U.S. Classification250/341.4, 356/51, 250/330, 356/432, 348/135, 348/164
International ClassificationG01N21/59, G01N21/35, G01N21/41
Cooperative ClassificationG01N2021/3568, G01N21/59, G01N21/359, G01N21/4133, G01N21/3563
European ClassificationG01N21/35D, G01N21/59, G01N21/41D
Legal Events
DateCodeEventDescription
Mar 10, 1989ASAssignment
Owner name: MASSACHUSETTS INSTITUTE OF TECHNOLOGY,, MASSACHUSE
Free format text: ASSIGNMENT OF ASSIGNORS INTEREST.;ASSIGNOR:CARLSON, DOUGLAS J.;REEL/FRAME:005053/0670
Effective date: 19890306
Feb 5, 1996FPAYFee payment
Year of fee payment: 4
Feb 5, 1996SULPSurcharge for late payment
Feb 6, 1996REMIMaintenance fee reminder mailed
Jan 25, 2000REMIMaintenance fee reminder mailed
Jul 2, 2000LAPSLapse for failure to pay maintenance fees
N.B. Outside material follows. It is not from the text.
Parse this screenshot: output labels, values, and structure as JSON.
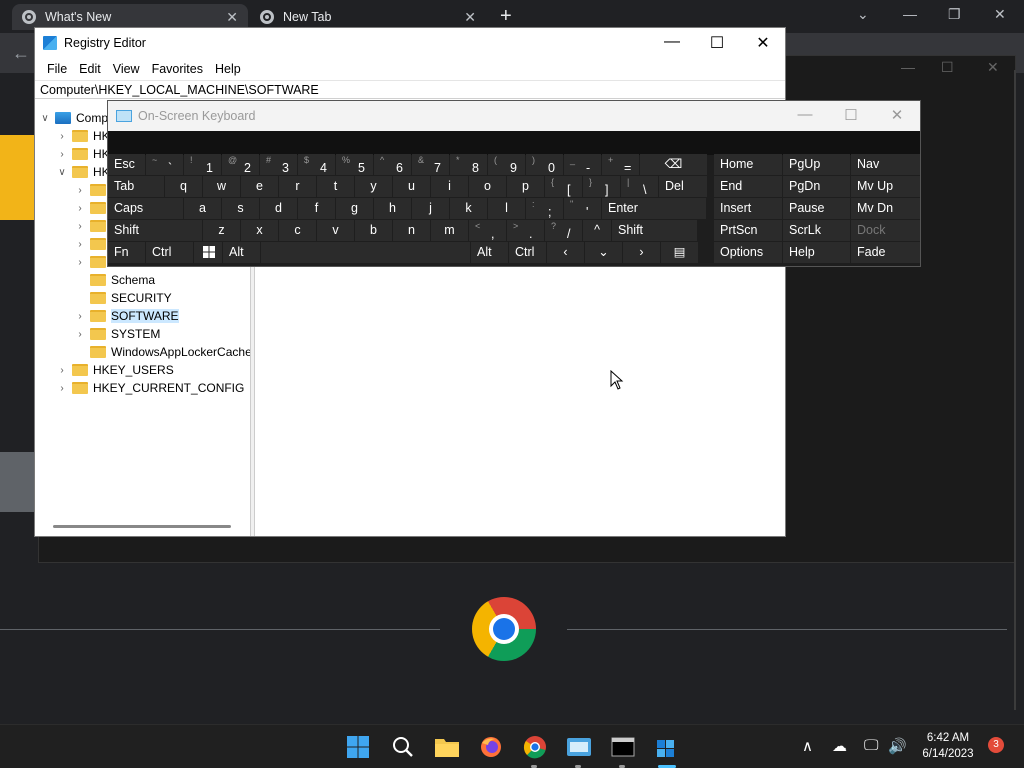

Sep 5, 2000FPExpired due to failure to pay maintenance fee
Effective date: 20000630